What they witness you do when they’re older is what you’ll likely witness them do once they’re grown up. What are the role models you’ve set for your children? Are they able to recognize the integrity and honesty of your actions? Do they show positive examples of conflict-resolution skills? Do you appreciate and encourage their individuality? Are you able to model healthy emotions and encourage expression? Your child’s greatest gift is you. The way our children are exposed to us daily is superior to what we say to them. Both are essential. However, there should be a connection between the talk and walk.


Most children spell love with an I, M or T. Children spell “time” as love. Healthy parents can’t be bothered to create time. Why is this so difficult? There are many obligations and demands. Our children can feel like being a distraction in the midst of all this. It’s unrealistic to expect our children to be able to handle everything on their own. But it is important to recognize that children don’t have the same sense of time that we do. You can make space for them by making times. Be sure to acknowledge them every morning as they wake up or after returning from school. You can reserve specific times during the week.

Nourishing Love

Learn more ways to say “I love You” in multiple ways. Paul, the apostle, offered wise counsel to wives and husbands. He states that nurturing and cherishing the other person are two of the most significant actions in a love-filled relationship. The easy part is to cherish. It’s a signal that you are passionate about and appreciate something. It is significant to you. However, you may not express it. That’s where the word nourishing comes into play. It is about going beyond the mental state to the action. Quality nourishment involves stopping, taking a look, listening and then examining that person who is special to you.

A Encouraging Environment Words of Encouragement for children
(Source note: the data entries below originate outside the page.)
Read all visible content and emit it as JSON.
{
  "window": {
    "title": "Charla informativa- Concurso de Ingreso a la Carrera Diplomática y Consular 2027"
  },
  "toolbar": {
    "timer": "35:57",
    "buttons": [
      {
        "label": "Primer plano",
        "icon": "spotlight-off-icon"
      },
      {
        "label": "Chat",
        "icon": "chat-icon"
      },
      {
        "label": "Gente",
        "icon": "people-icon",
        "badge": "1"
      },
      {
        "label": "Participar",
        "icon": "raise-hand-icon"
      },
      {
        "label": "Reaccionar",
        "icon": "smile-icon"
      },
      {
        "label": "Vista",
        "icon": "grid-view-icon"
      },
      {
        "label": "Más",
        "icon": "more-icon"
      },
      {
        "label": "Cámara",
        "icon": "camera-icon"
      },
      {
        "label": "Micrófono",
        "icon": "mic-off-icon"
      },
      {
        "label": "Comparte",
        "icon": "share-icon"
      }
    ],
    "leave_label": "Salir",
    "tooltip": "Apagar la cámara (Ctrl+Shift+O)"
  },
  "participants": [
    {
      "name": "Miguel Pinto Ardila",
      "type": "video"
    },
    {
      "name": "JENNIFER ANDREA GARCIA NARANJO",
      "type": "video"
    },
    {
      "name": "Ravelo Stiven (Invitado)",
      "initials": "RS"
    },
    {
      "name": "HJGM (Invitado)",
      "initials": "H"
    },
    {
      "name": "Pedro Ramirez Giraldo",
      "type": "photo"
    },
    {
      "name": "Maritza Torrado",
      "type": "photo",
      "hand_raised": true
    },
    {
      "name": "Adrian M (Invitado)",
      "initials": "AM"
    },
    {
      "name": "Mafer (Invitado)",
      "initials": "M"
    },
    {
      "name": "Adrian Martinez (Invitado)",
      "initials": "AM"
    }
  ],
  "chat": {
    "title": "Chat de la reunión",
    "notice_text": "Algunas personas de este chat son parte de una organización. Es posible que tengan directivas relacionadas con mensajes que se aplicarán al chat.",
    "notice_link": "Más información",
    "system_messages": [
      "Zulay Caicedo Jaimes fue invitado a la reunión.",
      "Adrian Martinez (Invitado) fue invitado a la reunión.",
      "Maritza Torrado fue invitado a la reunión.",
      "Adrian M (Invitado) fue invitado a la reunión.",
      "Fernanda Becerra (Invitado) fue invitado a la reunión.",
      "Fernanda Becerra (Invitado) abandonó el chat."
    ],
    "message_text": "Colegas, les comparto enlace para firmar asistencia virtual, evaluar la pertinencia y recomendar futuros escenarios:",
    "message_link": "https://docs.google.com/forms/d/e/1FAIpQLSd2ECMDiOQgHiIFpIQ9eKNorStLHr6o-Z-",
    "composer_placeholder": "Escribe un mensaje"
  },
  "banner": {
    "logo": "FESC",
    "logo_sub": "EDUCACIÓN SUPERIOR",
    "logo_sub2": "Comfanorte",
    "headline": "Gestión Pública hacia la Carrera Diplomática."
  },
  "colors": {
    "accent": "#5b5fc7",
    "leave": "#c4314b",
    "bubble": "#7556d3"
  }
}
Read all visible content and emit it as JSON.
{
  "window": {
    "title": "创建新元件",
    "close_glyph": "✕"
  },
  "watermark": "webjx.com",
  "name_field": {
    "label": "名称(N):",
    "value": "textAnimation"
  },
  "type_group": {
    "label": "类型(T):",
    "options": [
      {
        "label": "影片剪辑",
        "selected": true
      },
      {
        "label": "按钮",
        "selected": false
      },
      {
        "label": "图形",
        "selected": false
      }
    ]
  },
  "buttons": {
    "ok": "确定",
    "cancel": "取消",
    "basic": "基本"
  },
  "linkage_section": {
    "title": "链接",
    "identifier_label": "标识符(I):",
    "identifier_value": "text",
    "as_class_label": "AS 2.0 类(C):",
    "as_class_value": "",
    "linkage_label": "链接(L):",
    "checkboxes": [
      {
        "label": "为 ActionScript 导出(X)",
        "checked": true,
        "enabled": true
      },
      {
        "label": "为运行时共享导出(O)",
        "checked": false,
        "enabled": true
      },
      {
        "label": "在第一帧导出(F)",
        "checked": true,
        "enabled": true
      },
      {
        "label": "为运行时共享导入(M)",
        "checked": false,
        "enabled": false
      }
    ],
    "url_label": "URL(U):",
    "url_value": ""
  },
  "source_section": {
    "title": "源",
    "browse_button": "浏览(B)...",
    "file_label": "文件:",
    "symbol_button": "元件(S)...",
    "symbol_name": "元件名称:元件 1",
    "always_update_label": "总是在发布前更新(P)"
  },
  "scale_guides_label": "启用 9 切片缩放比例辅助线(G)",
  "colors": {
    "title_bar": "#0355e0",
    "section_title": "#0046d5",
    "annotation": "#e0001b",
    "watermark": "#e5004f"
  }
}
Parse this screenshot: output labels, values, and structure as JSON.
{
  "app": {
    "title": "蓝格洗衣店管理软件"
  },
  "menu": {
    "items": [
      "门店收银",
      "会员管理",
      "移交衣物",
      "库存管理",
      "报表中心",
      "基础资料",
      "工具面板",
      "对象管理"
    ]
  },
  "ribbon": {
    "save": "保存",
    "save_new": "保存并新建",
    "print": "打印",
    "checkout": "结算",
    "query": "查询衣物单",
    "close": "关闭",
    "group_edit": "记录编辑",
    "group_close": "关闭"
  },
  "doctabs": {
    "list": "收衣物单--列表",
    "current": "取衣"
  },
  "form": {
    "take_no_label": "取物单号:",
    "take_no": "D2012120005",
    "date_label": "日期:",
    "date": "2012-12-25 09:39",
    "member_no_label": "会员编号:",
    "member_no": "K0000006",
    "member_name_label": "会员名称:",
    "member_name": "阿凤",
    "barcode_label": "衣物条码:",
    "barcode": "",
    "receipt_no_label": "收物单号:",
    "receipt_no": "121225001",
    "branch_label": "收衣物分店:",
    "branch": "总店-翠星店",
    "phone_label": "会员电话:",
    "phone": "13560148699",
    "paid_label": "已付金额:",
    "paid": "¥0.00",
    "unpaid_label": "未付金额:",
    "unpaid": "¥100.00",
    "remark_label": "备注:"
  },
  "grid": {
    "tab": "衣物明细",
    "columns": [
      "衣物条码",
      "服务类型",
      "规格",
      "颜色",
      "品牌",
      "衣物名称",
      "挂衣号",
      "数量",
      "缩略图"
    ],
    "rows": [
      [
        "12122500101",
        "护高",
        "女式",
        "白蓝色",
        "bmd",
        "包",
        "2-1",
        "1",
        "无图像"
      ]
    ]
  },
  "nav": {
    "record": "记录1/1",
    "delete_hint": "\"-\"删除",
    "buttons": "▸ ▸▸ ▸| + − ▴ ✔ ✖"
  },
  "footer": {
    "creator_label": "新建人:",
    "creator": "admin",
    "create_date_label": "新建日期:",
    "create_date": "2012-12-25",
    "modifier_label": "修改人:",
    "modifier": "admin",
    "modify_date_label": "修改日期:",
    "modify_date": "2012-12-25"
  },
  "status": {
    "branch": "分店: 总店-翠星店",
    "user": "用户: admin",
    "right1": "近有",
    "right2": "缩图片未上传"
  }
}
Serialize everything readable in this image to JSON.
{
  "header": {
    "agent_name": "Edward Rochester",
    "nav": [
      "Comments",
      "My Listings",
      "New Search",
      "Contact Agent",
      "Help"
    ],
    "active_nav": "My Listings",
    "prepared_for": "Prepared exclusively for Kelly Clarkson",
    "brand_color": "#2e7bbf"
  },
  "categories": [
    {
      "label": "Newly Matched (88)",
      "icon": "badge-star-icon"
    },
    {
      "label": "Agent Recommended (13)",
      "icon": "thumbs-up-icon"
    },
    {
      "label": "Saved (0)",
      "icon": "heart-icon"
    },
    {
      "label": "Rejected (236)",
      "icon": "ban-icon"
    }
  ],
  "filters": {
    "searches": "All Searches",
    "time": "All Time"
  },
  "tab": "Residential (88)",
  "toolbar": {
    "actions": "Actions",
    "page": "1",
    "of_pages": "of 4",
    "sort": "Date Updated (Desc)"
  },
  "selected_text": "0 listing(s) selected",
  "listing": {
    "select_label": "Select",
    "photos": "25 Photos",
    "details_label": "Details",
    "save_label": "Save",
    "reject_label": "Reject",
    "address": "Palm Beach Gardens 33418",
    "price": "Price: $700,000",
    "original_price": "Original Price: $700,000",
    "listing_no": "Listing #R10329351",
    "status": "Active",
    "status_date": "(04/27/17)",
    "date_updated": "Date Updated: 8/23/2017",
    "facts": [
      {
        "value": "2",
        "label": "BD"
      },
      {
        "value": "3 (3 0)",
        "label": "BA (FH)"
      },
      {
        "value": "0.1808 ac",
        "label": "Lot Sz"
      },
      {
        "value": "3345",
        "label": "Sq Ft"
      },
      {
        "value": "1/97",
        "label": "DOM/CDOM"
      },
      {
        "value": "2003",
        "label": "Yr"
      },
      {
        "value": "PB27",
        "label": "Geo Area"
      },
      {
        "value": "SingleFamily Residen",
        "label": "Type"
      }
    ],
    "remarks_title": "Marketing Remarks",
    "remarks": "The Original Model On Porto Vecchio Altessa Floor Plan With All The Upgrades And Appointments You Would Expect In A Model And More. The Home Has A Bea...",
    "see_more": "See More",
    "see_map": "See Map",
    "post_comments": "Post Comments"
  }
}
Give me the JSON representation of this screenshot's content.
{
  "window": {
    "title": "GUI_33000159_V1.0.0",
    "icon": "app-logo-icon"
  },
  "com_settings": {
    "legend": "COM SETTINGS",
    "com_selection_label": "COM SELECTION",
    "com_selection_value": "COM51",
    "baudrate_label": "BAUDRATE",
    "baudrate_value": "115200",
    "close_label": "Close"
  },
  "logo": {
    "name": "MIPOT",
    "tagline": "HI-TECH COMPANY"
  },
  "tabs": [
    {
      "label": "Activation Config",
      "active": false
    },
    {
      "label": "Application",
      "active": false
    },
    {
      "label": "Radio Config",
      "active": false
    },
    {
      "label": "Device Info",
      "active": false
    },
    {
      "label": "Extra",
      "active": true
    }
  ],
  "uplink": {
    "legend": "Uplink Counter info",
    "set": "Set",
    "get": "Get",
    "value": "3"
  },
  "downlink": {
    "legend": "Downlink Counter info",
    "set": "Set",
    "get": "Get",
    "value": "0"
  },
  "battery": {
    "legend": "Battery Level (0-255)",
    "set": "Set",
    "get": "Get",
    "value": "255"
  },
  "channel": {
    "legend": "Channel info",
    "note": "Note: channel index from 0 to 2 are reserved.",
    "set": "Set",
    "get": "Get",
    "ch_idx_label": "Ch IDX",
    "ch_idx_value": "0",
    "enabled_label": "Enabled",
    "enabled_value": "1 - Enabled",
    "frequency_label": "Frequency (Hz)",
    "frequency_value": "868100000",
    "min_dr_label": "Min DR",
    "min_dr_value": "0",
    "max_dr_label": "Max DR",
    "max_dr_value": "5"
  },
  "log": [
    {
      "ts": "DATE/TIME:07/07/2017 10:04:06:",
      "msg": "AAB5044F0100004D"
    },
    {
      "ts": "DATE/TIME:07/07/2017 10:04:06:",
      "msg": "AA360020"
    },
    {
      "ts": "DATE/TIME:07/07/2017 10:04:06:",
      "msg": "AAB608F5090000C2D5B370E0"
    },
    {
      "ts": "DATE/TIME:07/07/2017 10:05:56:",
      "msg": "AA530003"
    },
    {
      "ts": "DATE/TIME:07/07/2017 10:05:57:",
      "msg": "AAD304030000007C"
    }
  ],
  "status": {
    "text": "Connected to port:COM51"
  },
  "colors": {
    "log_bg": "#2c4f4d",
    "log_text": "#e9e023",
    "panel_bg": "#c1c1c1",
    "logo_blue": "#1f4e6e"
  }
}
An encouraging environment is one in which we invest more time in creating and encouraging our loved children than criticizing and correcting them. It’s one where we honor them by speaking respectfully to them. In encouraging others, we focus on helping those we love do good instead of causing them to make mistakes. We spend more energy praising our loved ones for their achievements than blaming them or blaming them for not meeting our expectations.

Healthy Anger

What thoughts do you have when you hear the word anger? Are you sure that anger is not a bad thing? Can this unwelcome and potentially destructive emotion be considered a gift instead of a bomb? Healthy homes are spaces where people can vent their anger in a healthy manner. The surprising truth is that when a person understands anger and learns how to communicate it in a healthy way, it can be an ally and actually lead to increased confidence, increased intimacy and Discover More Here enduring relationships. While we may have minimal control over the moment we feel anger, we are in all control over how we express our anger.

Quality Communication

Strong families include members who speak more with one another and communicate with greater clarity. They recognize each other’s needs and maintain open communication channels. They also display greater empathy for each other’s emotions. Because good communication doesn’t happen by itself, occur, smart families set an established time each week for focused communications.

Conflict as a Pathway towards Intimacy

We don’t fully grasp the significance of conflict. We don’t understand its significance and might interpret it as an attack. Conflict is the process we go through , and the price we pay to gain intimacy. We don’t want healthy conflict, and we don’t learn from it.

These are three easy steps to follow when conflict comes up. Make it your goal to get to know the other person. Spend a few minutes to reflect, discuss the problem and define it, then listen. The second step is to ask yourself “What’s my contribution to this problem?” It’s easier for most people to see that the person they disagree with as a contributor to the issue. This includes how they need to change and what they could be doing differently. While not acknowledging that our own requirements must change. Third, commit yourself to analyzing what the issue looks like through the eyes of the other.